Two years ago the National Institute for Health and Clinical Excellence (Nice) made a decision to deny a range of drugs to patients, but it has effectively made a U-turn in that regard.
Nice ruled in 2008 that sufferers would not be allowed to try a second anti-TNF (tumour necrosis factor alpha inhibitor) if their first attempt at anti-TNF therapy failed.
New guidance was issued by Nice in March putting forward the use of a drug called rituximab (MabThera), but saying adalimumab (Humira), etanercept (Enbrel) and infliximab (Remicade) could only be used in the context of research, even for those patients who had failed on one anti-TNF.
The watchdog also rejected abatacept in that guidance.
Now, in new draft guidance, Nice recommends rituximab as the treatment for patients who have failed on an anti-TNF or who have not responded to other disease-modifying anti-rheumatic drugs.
But it also recommends adalimumab, etanercept, infliximab and abatacept for patients who have failed on one anti-TNF or who have not responded to other disease-modifying anti-rheumatic drugs, and who cannot take rituximab.
It said rituximab should not be given more often than every six months and should only be continued if there is an adequate response.

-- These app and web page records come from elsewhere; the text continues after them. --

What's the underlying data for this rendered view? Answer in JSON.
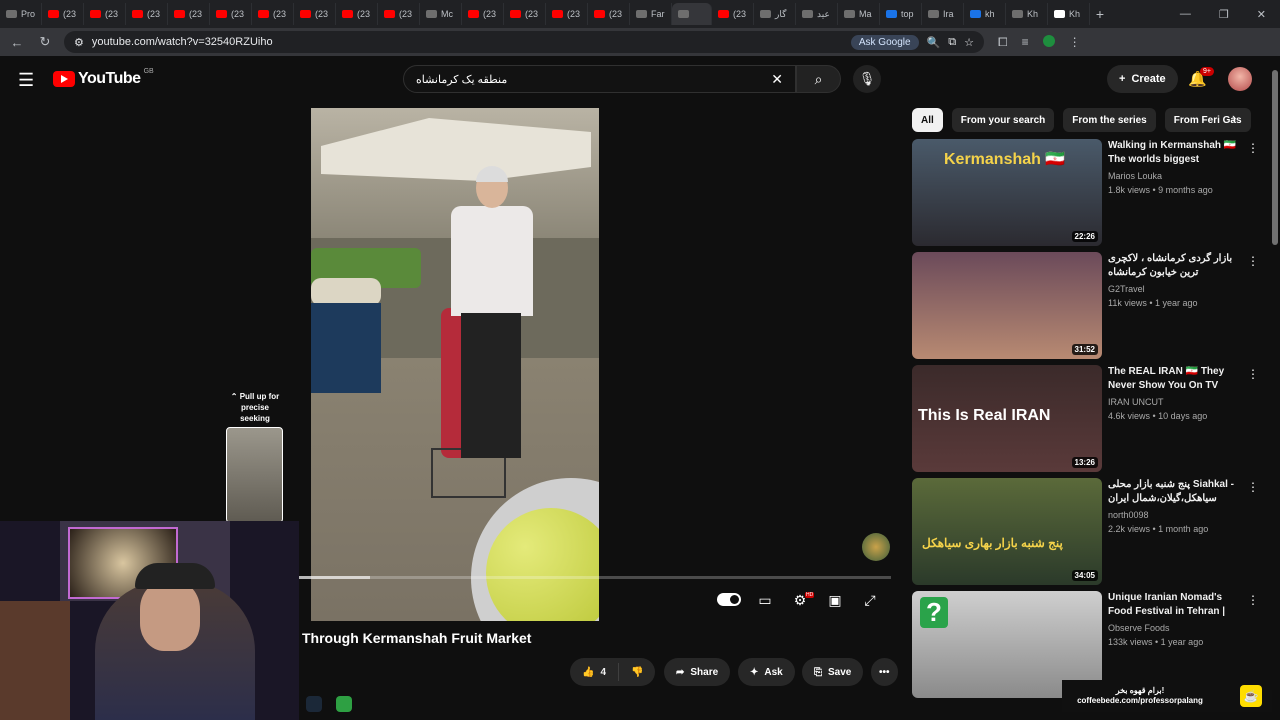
{
  "browser": {
    "tabs": [
      {
        "label": "Pro",
        "icon": "profile-icon"
      },
      {
        "label": "(23",
        "icon": "youtube-icon"
      },
      {
        "label": "(23",
        "icon": "youtube-icon"
      },
      {
        "label": "(23",
        "icon": "youtube-icon"
      },
      {
        "label": "(23",
        "icon": "youtube-icon"
      },
      {
        "label": "(23",
        "icon": "youtube-icon"
      },
      {
        "label": "(23",
        "icon": "youtube-icon"
      },
      {
        "label": "(23",
        "icon": "youtube-icon"
      },
      {
        "label": "(23",
        "icon": "youtube-icon"
      },
      {
        "label": "(23",
        "icon": "youtube-icon"
      },
      {
        "label": "Mc",
        "icon": "mc-icon"
      },
      {
        "label": "(23",
        "icon": "youtube-icon"
      },
      {
        "label": "(23",
        "icon": "youtube-icon"
      },
      {
        "label": "(23",
        "icon": "youtube-icon"
      },
      {
        "label": "(23",
        "icon": "youtube-icon"
      },
      {
        "label": "Far",
        "icon": "doc-icon"
      },
      {
        "label": "",
        "icon": "speaker-icon",
        "active": true
      },
      {
        "label": "(23",
        "icon": "youtube-icon"
      },
      {
        "label": "گار",
        "icon": "site-icon"
      },
      {
        "label": "عید",
        "icon": "site-icon"
      },
      {
        "label": "Ma",
        "icon": "chart-icon"
      },
      {
        "label": "top",
        "icon": "google-icon"
      },
      {
        "label": "Ira",
        "icon": "site-icon"
      },
      {
        "label": "kh",
        "icon": "google-icon"
      },
      {
        "label": "Kh",
        "icon": "site-icon"
      },
      {
        "label": "Kh",
        "icon": "wikipedia-icon"
      }
    ],
    "new_tab": "+",
    "url": "youtube.com/watch?v=32540RZUiho",
    "ask_google": "Ask Google",
    "profile_initial": "a"
  },
  "youtube": {
    "logo_text": "YouTube",
    "country_code": "GB",
    "search_value": "منطقه یک کرمانشاه",
    "create_label": "Create",
    "notifications_badge": "9+"
  },
  "player": {
    "progress_fraction": 0.12,
    "pull_up_text": "Pull up for precise seeking",
    "hd_badge": "HD"
  },
  "video": {
    "title": "Through Kermanshah Fruit Market",
    "like_count": "4",
    "share_label": "Share",
    "ask_label": "Ask",
    "save_label": "Save"
  },
  "chips": [
    {
      "label": "All",
      "active": true
    },
    {
      "label": "From your search"
    },
    {
      "label": "From the series"
    },
    {
      "label": "From Feri Gas"
    }
  ],
  "recommendations": [
    {
      "title": "Walking in Kermanshah 🇮🇷 The worlds biggest Kurdish…",
      "channel": "Marios Louka",
      "meta": "1.8k views • 9 months ago",
      "duration": "22:26",
      "overlay": "Kermanshah 🇮🇷"
    },
    {
      "title": "بازار گردی کرمانشاه ، لاکچری ترین خیابون کرمانشاه",
      "channel": "G2Travel",
      "meta": "11k views • 1 year ago",
      "duration": "31:52",
      "overlay": ""
    },
    {
      "title": "The REAL IRAN 🇮🇷 They Never Show You On TV",
      "channel": "IRAN UNCUT",
      "meta": "4.6k views • 10 days ago",
      "duration": "13:26",
      "overlay": "This Is Real IRAN"
    },
    {
      "title": "پنج شنبه بازار محلی Siahkal - سیاهکل،گیلان،شمال ایران",
      "channel": "north0098",
      "meta": "2.2k views • 1 month ago",
      "duration": "34:05",
      "overlay": "پنج شنبه بازار بهاری سیاهکل"
    },
    {
      "title": "Unique Iranian Nomad's Food Festival in Tehran | Ir…",
      "channel": "Observe Foods",
      "meta": "133k views • 1 year ago",
      "duration": "",
      "overlay": "?"
    }
  ],
  "coffee": {
    "line1": "برام قهوه بخر!",
    "line2": "coffeebede.com/professorpalang"
  }
}
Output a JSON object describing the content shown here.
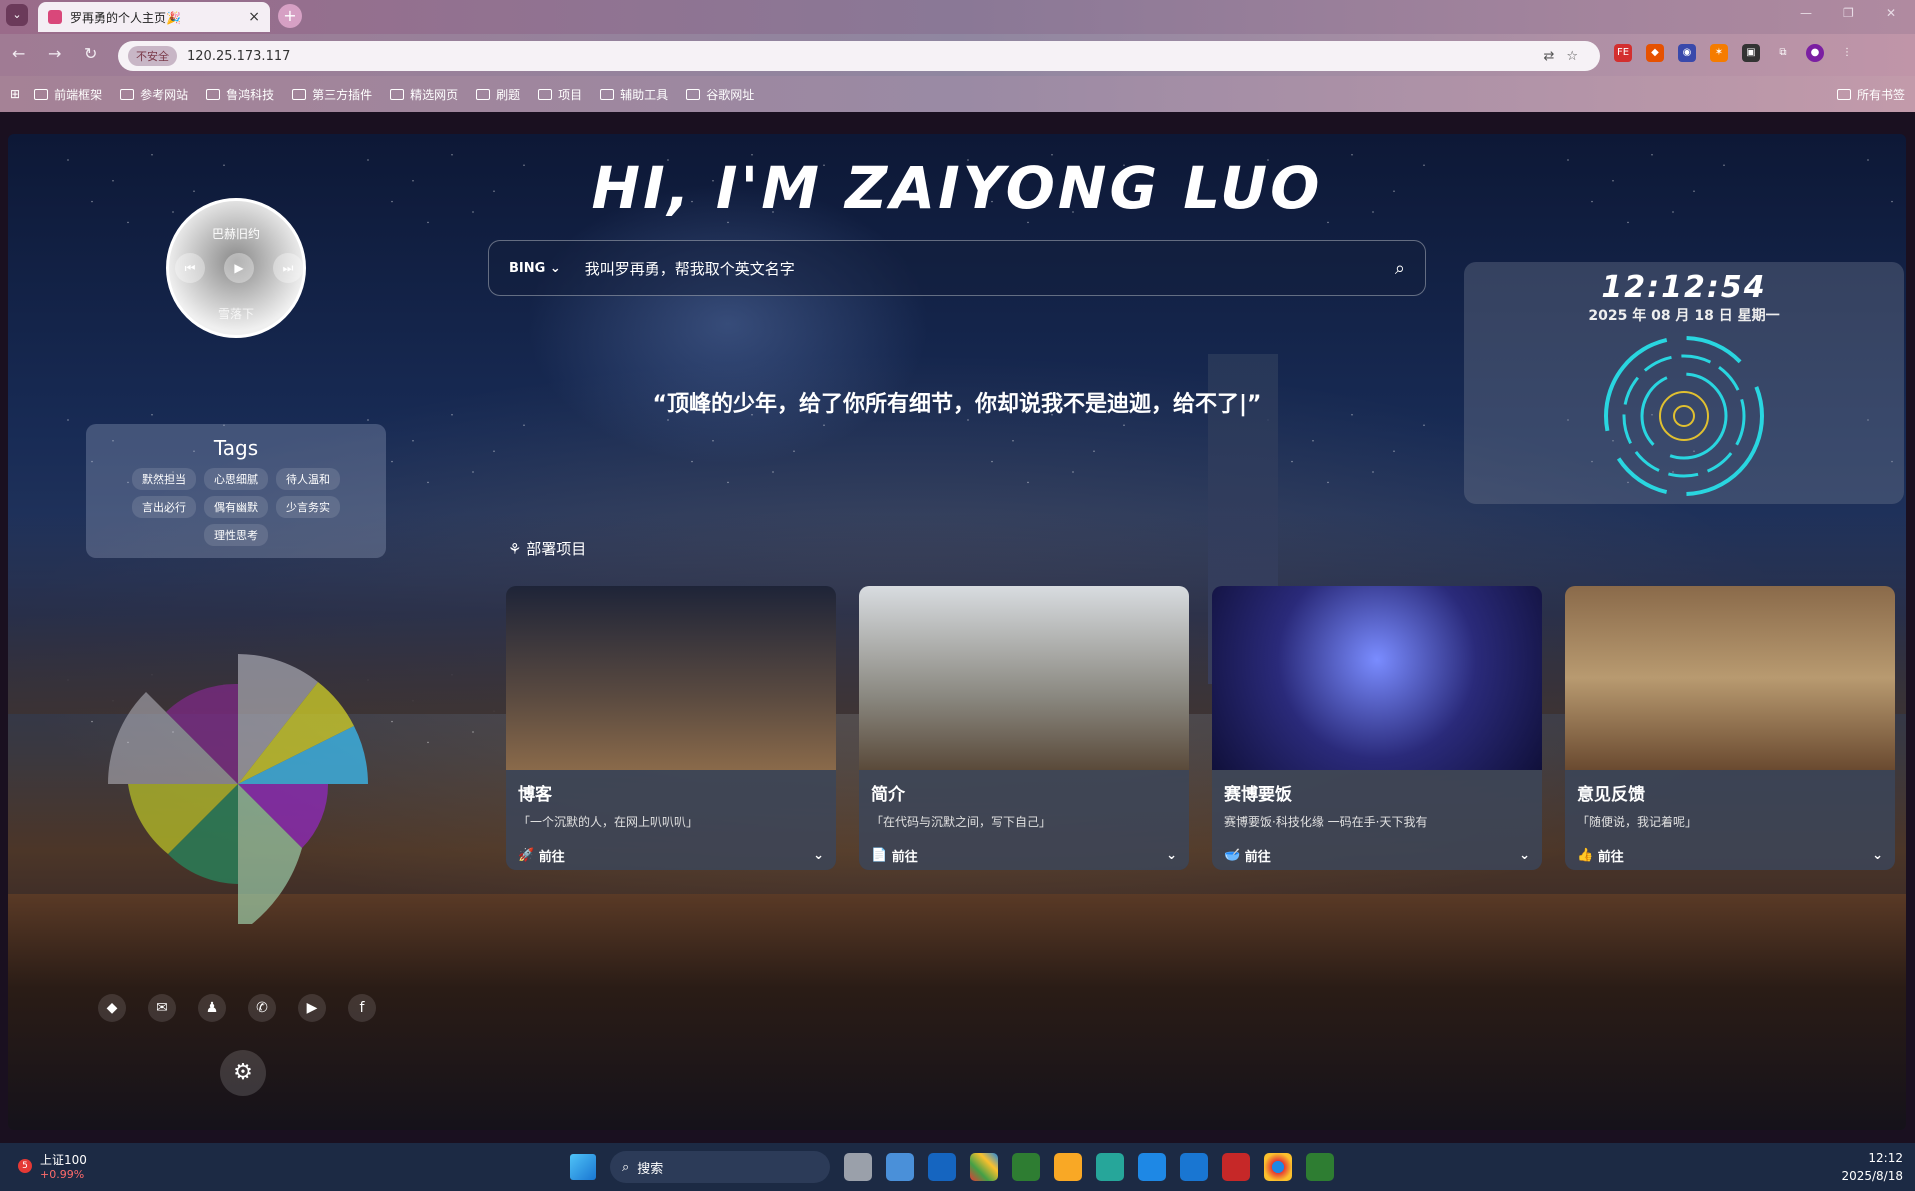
{
  "browser": {
    "tab_title": "罗再勇的个人主页🎉",
    "tab_close": "×",
    "new_tab": "+",
    "address_insecure": "不安全",
    "address": "120.25.173.117",
    "bookmarks": [
      "前端框架",
      "参考网站",
      "鲁鸿科技",
      "第三方插件",
      "精选网页",
      "刷题",
      "项目",
      "辅助工具",
      "谷歌网址"
    ],
    "bookmarks_all": "所有书签"
  },
  "page": {
    "headline": "HI, I'M ZAIYONG LUO",
    "search": {
      "engine": "BING",
      "text": "我叫罗再勇，帮我取个英文名字"
    },
    "quote": "“顶峰的少年，给了你所有细节，你却说我不是迪迦，给不了|”",
    "music": {
      "song": "巴赫旧约",
      "artist": "雪落下"
    },
    "tags": {
      "title": "Tags",
      "items": [
        "默然担当",
        "心思细腻",
        "待人温和",
        "言出必行",
        "偶有幽默",
        "少言务实",
        "理性思考"
      ]
    },
    "clock": {
      "time": "12:12:54",
      "date": "2025 年 08 月 18 日 星期一"
    },
    "projects_label": "部署项目",
    "cards": [
      {
        "title": "博客",
        "desc": "「一个沉默的人，在网上叭叭叭」",
        "action": "前往"
      },
      {
        "title": "简介",
        "desc": "「在代码与沉默之间，写下自己」",
        "action": "前往"
      },
      {
        "title": "赛博要饭",
        "desc": "赛博要饭·科技化缘 一码在手·天下我有",
        "action": "前往"
      },
      {
        "title": "意见反馈",
        "desc": "「随便说，我记着呢」",
        "action": "前往"
      }
    ],
    "socials": [
      "git-icon",
      "mail-icon",
      "qq-icon",
      "wechat-icon",
      "youtube-icon",
      "facebook-icon"
    ]
  },
  "taskbar": {
    "stock_name": "上证100",
    "stock_change": "+0.99%",
    "badge": "5",
    "search": "搜索",
    "time": "12:12",
    "date": "2025/8/18"
  }
}
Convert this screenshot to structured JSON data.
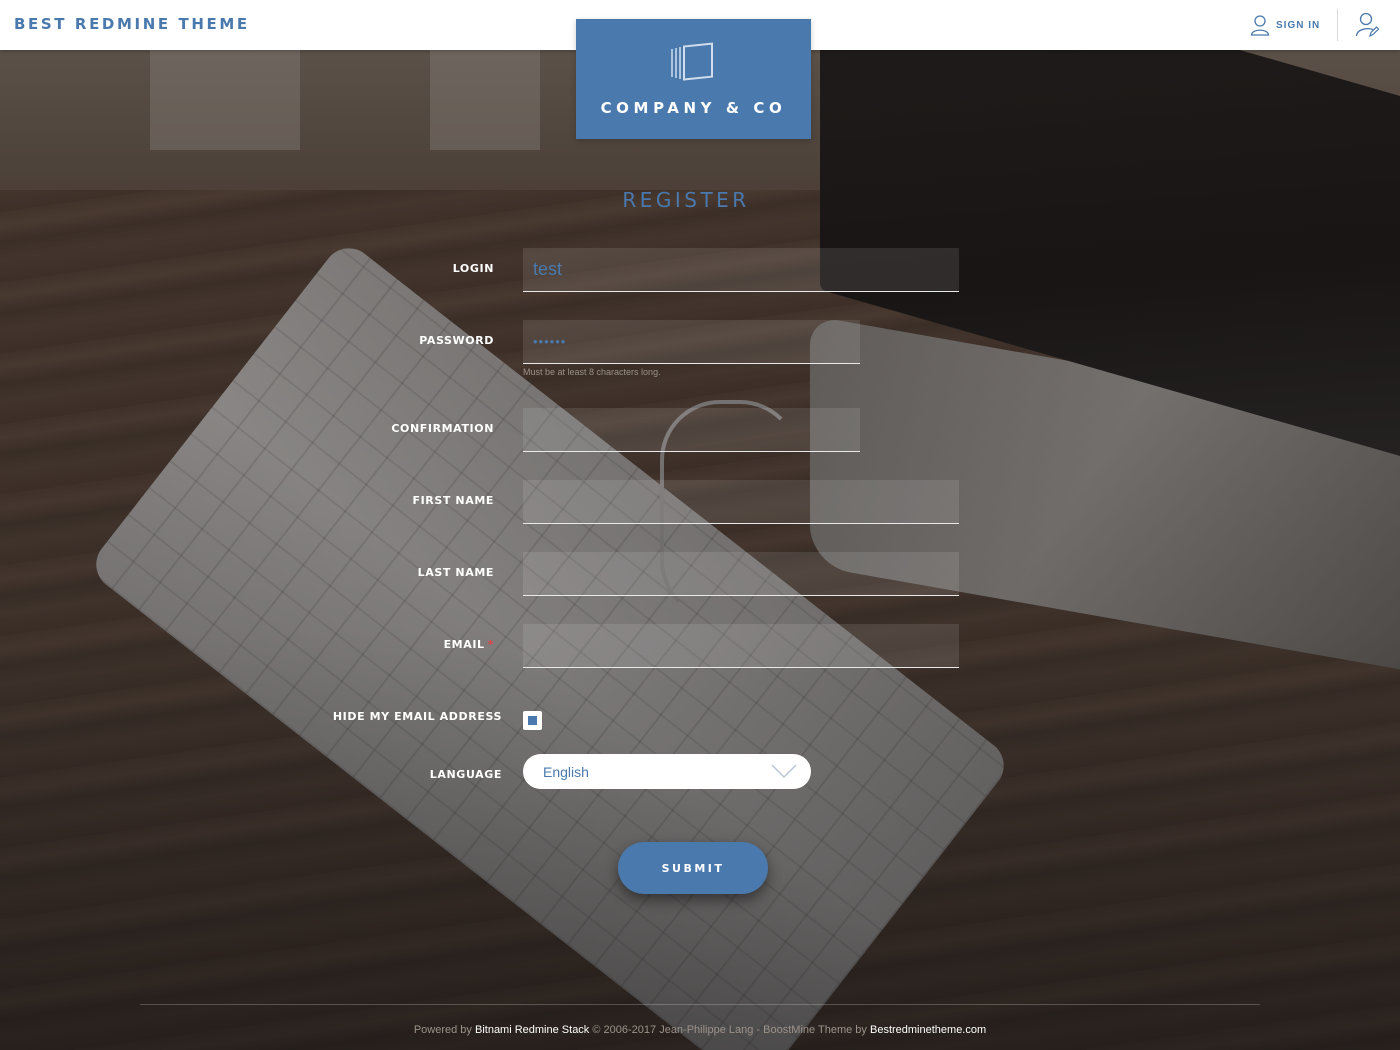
{
  "header": {
    "brand": "BEST REDMINE THEME",
    "signin_label": "SIGN IN",
    "signin_icon": "user-icon",
    "register_icon": "user-edit-icon"
  },
  "logo": {
    "text": "COMPANY & CO",
    "icon": "logo-mark-icon"
  },
  "form": {
    "title": "REGISTER",
    "fields": {
      "login": {
        "label": "LOGIN",
        "value": "test"
      },
      "password": {
        "label": "PASSWORD",
        "value": "••••••",
        "hint": "Must be at least 8 characters long."
      },
      "confirmation": {
        "label": "CONFIRMATION",
        "value": ""
      },
      "first_name": {
        "label": "FIRST NAME",
        "value": ""
      },
      "last_name": {
        "label": "LAST NAME",
        "value": ""
      },
      "email": {
        "label": "EMAIL",
        "required_mark": "*",
        "value": ""
      },
      "hide_email": {
        "label": "HIDE MY EMAIL ADDRESS",
        "checked": true
      },
      "language": {
        "label": "LANGUAGE",
        "value": "English"
      }
    },
    "submit_label": "SUBMIT"
  },
  "footer": {
    "powered_by": "Powered by",
    "stack_link": "Bitnami Redmine Stack",
    "copyright": "© 2006-2017 Jean-Philippe Lang",
    "separator": " - ",
    "theme_text": "BoostMine Theme by",
    "theme_link": "Bestredminetheme.com"
  },
  "colors": {
    "accent": "#4a79ad",
    "header_bg": "#ffffff",
    "label": "#ffffff",
    "required": "#e04848"
  }
}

The other drugs should only be given if there is a good response six months after the start of therapy.
Copyright Press Association 2010